Though the above statement is a reality, I am finding more and more that I am striving to be creative and find new musical pathways even though I have steady work in the music field. I went through a hilarious "experimental" phase around 2006 when I thought being creative was just writing music for wild instrumentation, using tone rows, mathematical formulae, and stupidly hard rhythms and thought I had found my voice. I often laugh: my infamous "Three Movements for Melodica, Alto Saxophone, and Hi-Hat" from 2006 at the time was a crowning achievement for me, but now makes more for a really funny story than a moving musical experience
But I digress. I find now that the most satisfying music I am performing is in the casual recital, with chamber musicians, and combining both classical performance with some improvisation. I think I first found this voice in one of my earliest compositions "Suite for Winds, Cello, and Electric Piano" from 2005. Perhaps not quite as daring an ensemble as the Melodica Trio, this one utilized the mellow sonorities of the bass clarinet, cello, French Horn, tenor saxophone, and fender rhodes piano to form 4 short tone poems in the true "Crossover Music" vein. Though rough in the way these pieces hold together, I still look at this piece as the first chapter of what I am currently searching for, and that which is yet to come.
I had a local mountain top experience when I performed with Voce Chamber Artists on a concert which premiered my "Seven Sketches for Clarinet Trio." This piece was nearly everything I had been striving for, and took all my creative skills to, first, put the piece on paper and then make it jump off the page. Accessible, yet not contrived, I thought the performance of this piece was a huge success and I look forward to playing it often.

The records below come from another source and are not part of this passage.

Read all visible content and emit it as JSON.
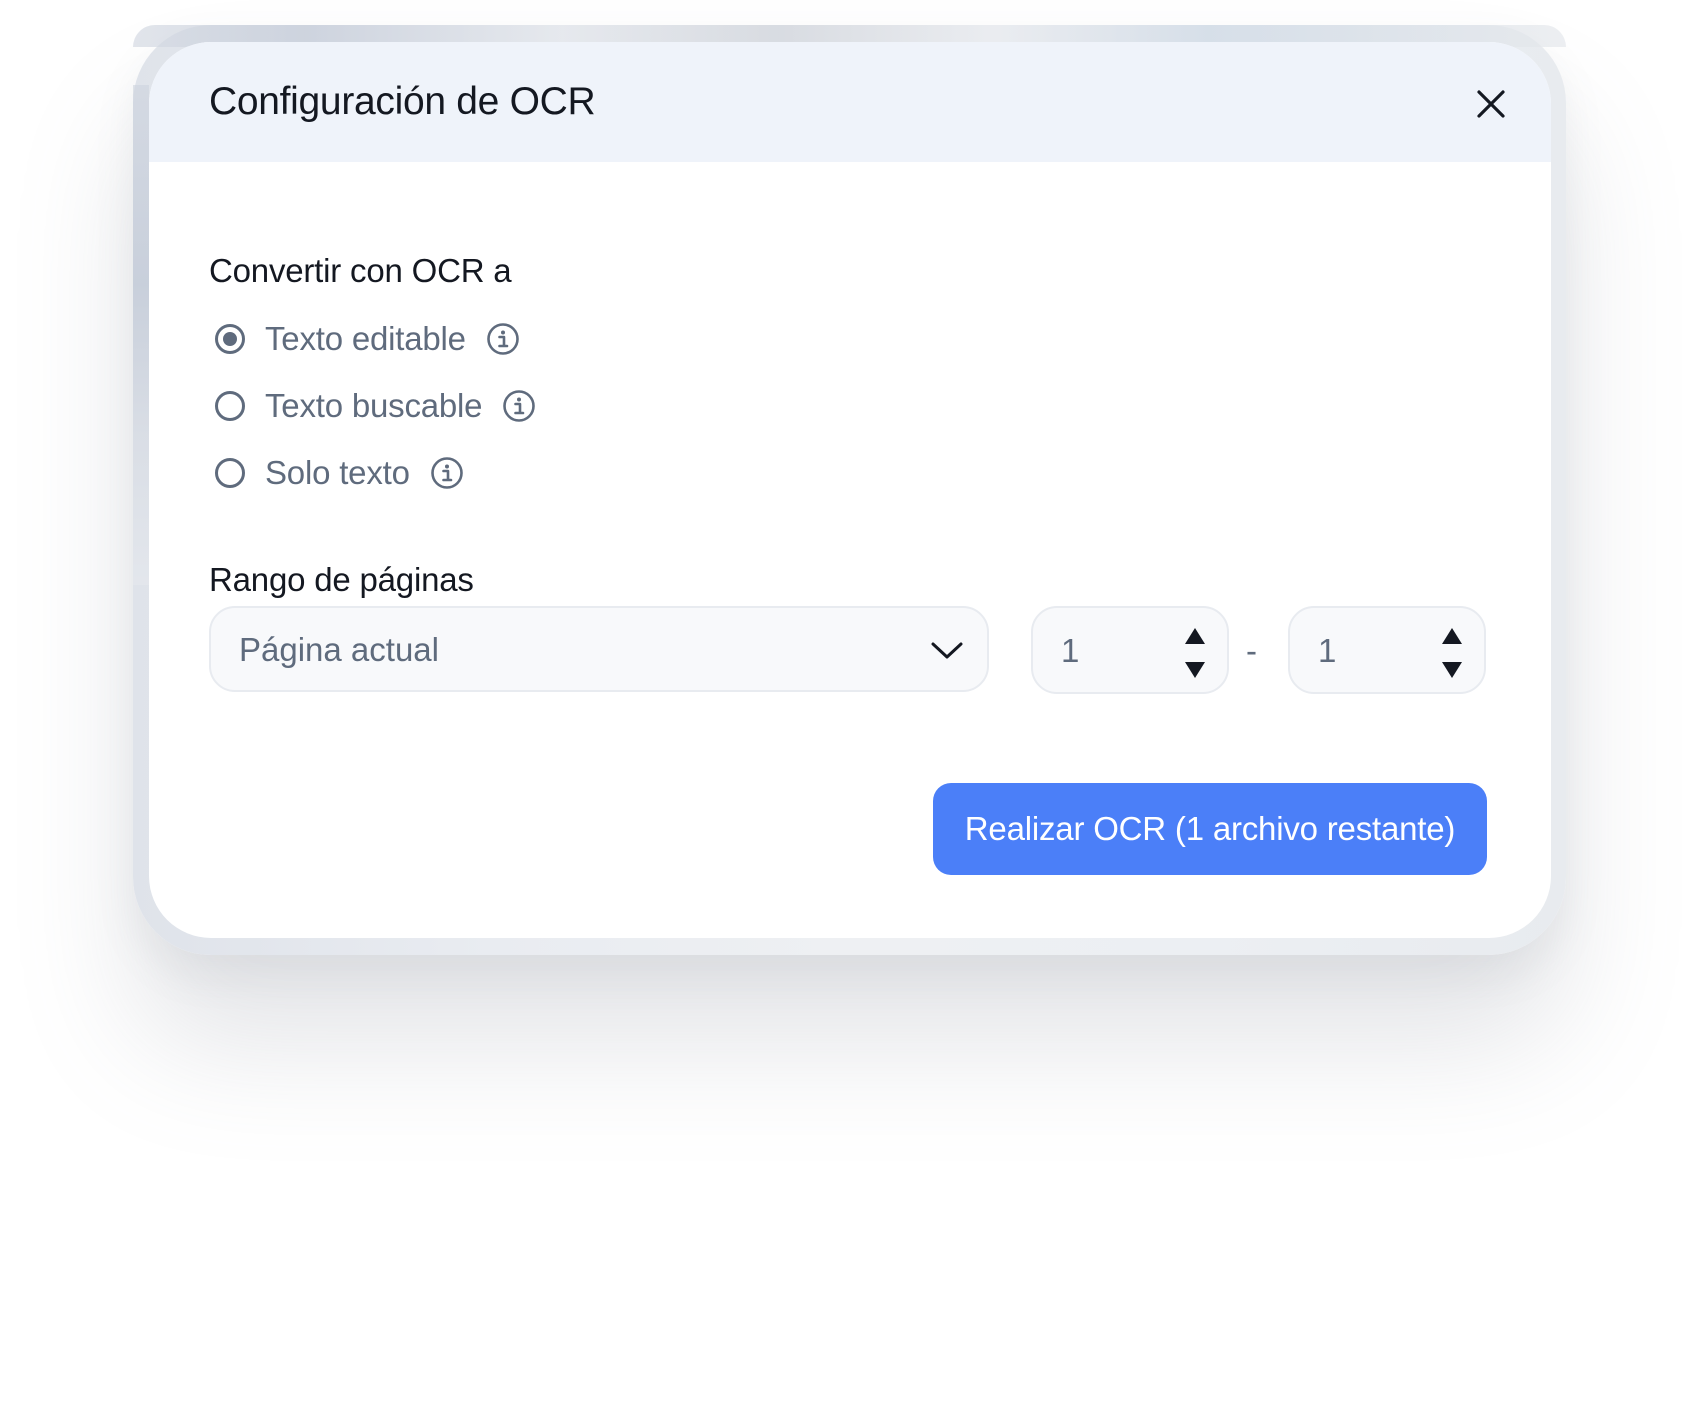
{
  "dialog": {
    "title": "Configuración de OCR",
    "close_icon": "close-icon"
  },
  "convert": {
    "label": "Convertir con OCR a",
    "options": [
      {
        "label": "Texto editable",
        "checked": true,
        "icon": "info-icon"
      },
      {
        "label": "Texto buscable",
        "checked": false,
        "icon": "info-icon"
      },
      {
        "label": "Solo texto",
        "checked": false,
        "icon": "info-icon"
      }
    ]
  },
  "range": {
    "label": "Rango de páginas",
    "select_value": "Página actual",
    "select_icon": "chevron-down-icon",
    "from": "1",
    "to": "1",
    "separator": "-",
    "stepper_icons": [
      "triangle-up-icon",
      "triangle-down-icon"
    ]
  },
  "action": {
    "button_label": "Realizar OCR (1 archivo restante)"
  },
  "colors": {
    "accent": "#4b7ff8",
    "header_bg": "#eff3fa",
    "text_primary": "#141821",
    "text_secondary": "#5f6b7d"
  }
}
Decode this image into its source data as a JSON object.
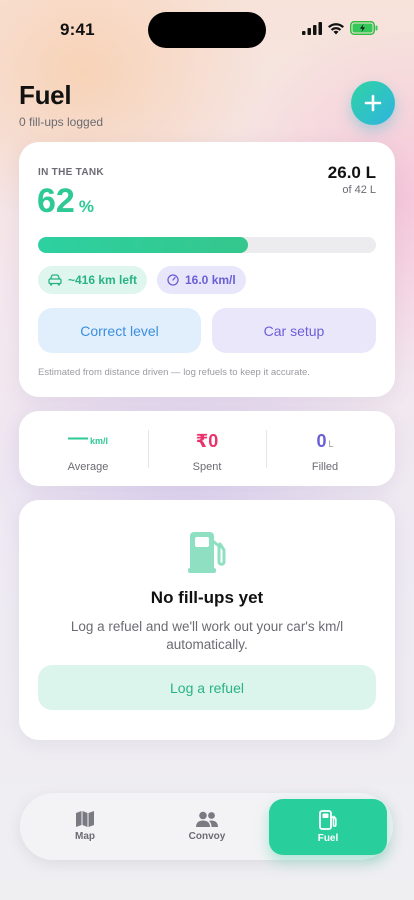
{
  "status_bar": {
    "time": "9:41"
  },
  "header": {
    "title": "Fuel",
    "subtitle": "0 fill-ups logged"
  },
  "tank": {
    "label": "IN THE TANK",
    "percent": "62",
    "percent_unit": "%",
    "liters": "26.0 L",
    "capacity": "of 42 L",
    "fill_fraction": 0.62,
    "range_chip": "~416 km left",
    "efficiency_chip": "16.0 km/l",
    "correct_button": "Correct level",
    "setup_button": "Car setup",
    "note": "Estimated from distance driven — log refuels to keep it accurate."
  },
  "stats": {
    "average": {
      "value": "—",
      "unit": "km/l",
      "label": "Average"
    },
    "spent": {
      "value": "₹0",
      "label": "Spent"
    },
    "filled": {
      "value": "0",
      "unit": "L",
      "label": "Filled"
    }
  },
  "empty_state": {
    "title": "No fill-ups yet",
    "description": "Log a refuel and we'll work out your car's km/l automatically.",
    "button": "Log a refuel"
  },
  "tabs": [
    {
      "label": "Map",
      "icon": "map-icon"
    },
    {
      "label": "Convoy",
      "icon": "people-icon"
    },
    {
      "label": "Fuel",
      "icon": "fuel-pump-icon",
      "active": true
    }
  ],
  "colors": {
    "accent_green": "#2ec994",
    "accent_purple": "#6a5fd6",
    "accent_blue": "#3a8fe0",
    "spent_pink": "#e8336d"
  }
}
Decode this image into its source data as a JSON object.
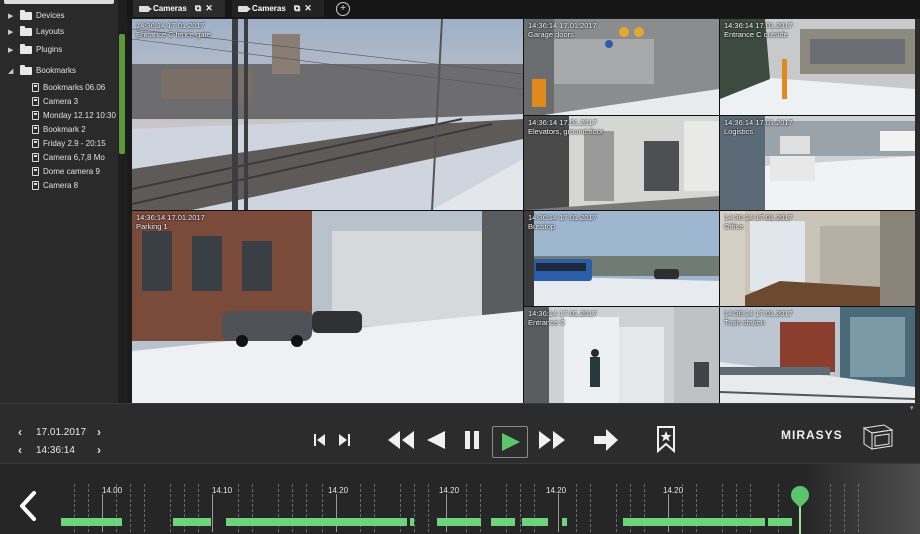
{
  "sidebar": {
    "items": [
      {
        "label": "Devices",
        "type": "folder"
      },
      {
        "label": "Layouts",
        "type": "folder"
      },
      {
        "label": "Plugins",
        "type": "folder"
      },
      {
        "label": "Bookmarks",
        "type": "folder-open"
      }
    ],
    "bookmarks": [
      "Bookmarks 06.06",
      "Camera 3",
      "Monday 12.12 10:30",
      "Bookmark 2",
      "Friday 2.9 - 20:15",
      "Camera 6,7,8 Mo",
      "Dome camera 9",
      "Camera 8"
    ]
  },
  "tabs": [
    {
      "label": "Cameras"
    },
    {
      "label": "Cameras"
    }
  ],
  "cameras": [
    {
      "time": "14:36:14  17.01.2017",
      "name": "Entrance C fence gate"
    },
    {
      "time": "14:36:14  17.01.2017",
      "name": "Garage doors"
    },
    {
      "time": "14:36:14  17.01.2017",
      "name": "Entrance C outside"
    },
    {
      "time": "14:36:14  17.01.2017",
      "name": "Elevators, ground floor"
    },
    {
      "time": "14:36:14  17.01.2017",
      "name": "Logistics"
    },
    {
      "time": "14:36:14  17.01.2017",
      "name": "Parking 1"
    },
    {
      "time": "14:36:14  17.01.2017",
      "name": "Busstop"
    },
    {
      "time": "14:36:14  17.01.2017",
      "name": "Office"
    },
    {
      "time": "14:36:14  17.01.2017",
      "name": "Entrance C"
    },
    {
      "time": "14:36:14  17.01.2017",
      "name": "Train station"
    }
  ],
  "controls": {
    "date": "17.01.2017",
    "time": "14:36:14",
    "logo": "MIRASYS"
  },
  "timeline": {
    "labels": [
      "14.00",
      "14.10",
      "14.20",
      "14.20",
      "14.20",
      "14.20"
    ]
  },
  "colors": {
    "accent": "#5ac56a",
    "recording": "#6ed47c",
    "background": "#1b1b1b"
  }
}
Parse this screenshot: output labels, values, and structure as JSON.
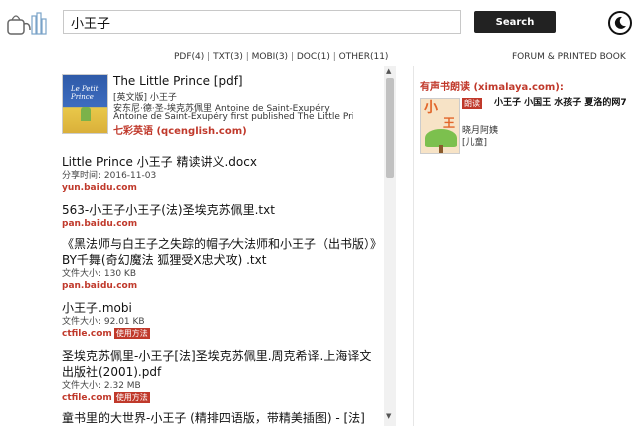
{
  "header": {
    "search_value": "小王子",
    "search_button": "Search",
    "theme_icon": "moon-icon",
    "logo_icon": "tea-kettle-logo"
  },
  "filters": [
    {
      "label": "PDF(4)"
    },
    {
      "label": "TXT(3)"
    },
    {
      "label": "MOBI(3)"
    },
    {
      "label": "DOC(1)"
    },
    {
      "label": "OTHER(11)"
    }
  ],
  "forum_link": "FORUM & PRINTED BOOK",
  "featured": {
    "cover_text": "Le Petit Prince",
    "title": "The Little Prince [pdf]",
    "edition": "[英文版] 小王子",
    "author": "安东尼·德·圣-埃克苏佩里 Antoine de Saint-Exupéry",
    "blurb": "Antoine de Saint-Exupéry first published The Little Pri",
    "source": "七彩英语 (qcenglish.com)"
  },
  "results": [
    {
      "title": "Little Prince 小王子 精读讲义.docx",
      "meta": "分享时间: 2016-11-03",
      "host": "yun.baidu.com",
      "howto": ""
    },
    {
      "title": "563-小王子小王子(法)圣埃克苏佩里.txt",
      "meta": "",
      "host": "pan.baidu.com",
      "howto": ""
    },
    {
      "title": "《黑法师与白王子之失踪的帽子⁄大法师和小王子（出书版）》BY千舞(奇幻魔法 狐狸受X忠犬攻) .txt",
      "meta": "文件大小: 130 KB",
      "host": "pan.baidu.com",
      "howto": ""
    },
    {
      "title": "小王子.mobi",
      "meta": "文件大小: 92.01 KB",
      "host": "ctfile.com",
      "howto": "使用方法"
    },
    {
      "title": "圣埃克苏佩里-小王子[法]圣埃克苏佩里.周克希译.上海译文出版社(2001).pdf",
      "meta": "文件大小: 2.32 MB",
      "host": "ctfile.com",
      "howto": "使用方法"
    },
    {
      "title": "童书里的大世界-小王子 (精排四语版，带精美插图) - [法]",
      "meta": "",
      "host": "",
      "howto": ""
    }
  ],
  "sidebar": {
    "title": "有声书朗读 (ximalaya.com):",
    "badge": "朗读",
    "book_title": "小王子 小国王 水孩子 夏洛的网7",
    "author": "晓月阿姨",
    "category": "[儿童]",
    "cover_text_1": "小",
    "cover_text_2": "王"
  },
  "colors": {
    "accent": "#c0392b",
    "button": "#222222"
  }
}
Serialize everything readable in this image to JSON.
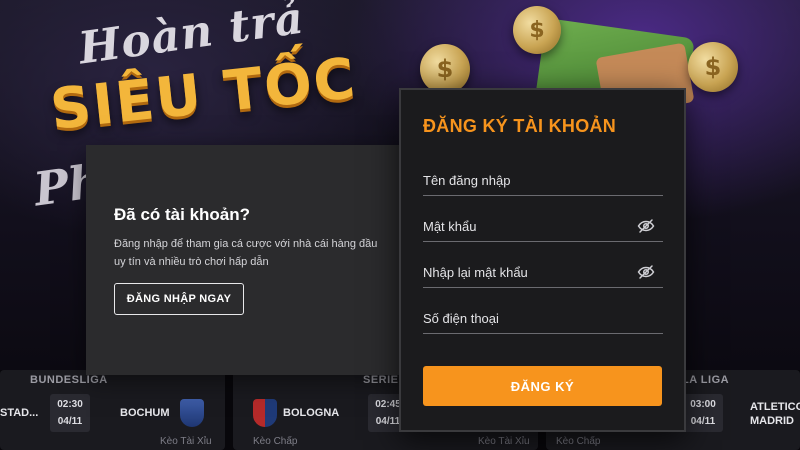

So where I am going with all this? Music in todays market needs to be accessible, AND creative to survive. Unfortunately many traditional symphony halls are struggling, concert series patrons are not subscribing, and, well just from anecdotal evidence, there are not many gigs to be had anywhere. I know the economy and its psychological impact is partly to blame, but I wonder if people are just getting too busy, or even too bored, to buy tickets to conventional musical performances. People truly want to experience music that will change them, but sometimes they don't even walk in the door to a concert venue in their backyard.
So anyone following me - watch out, because I am going to be pushing the musical horizon in the upcoming year. I'm not sure what, but I know something big is coming!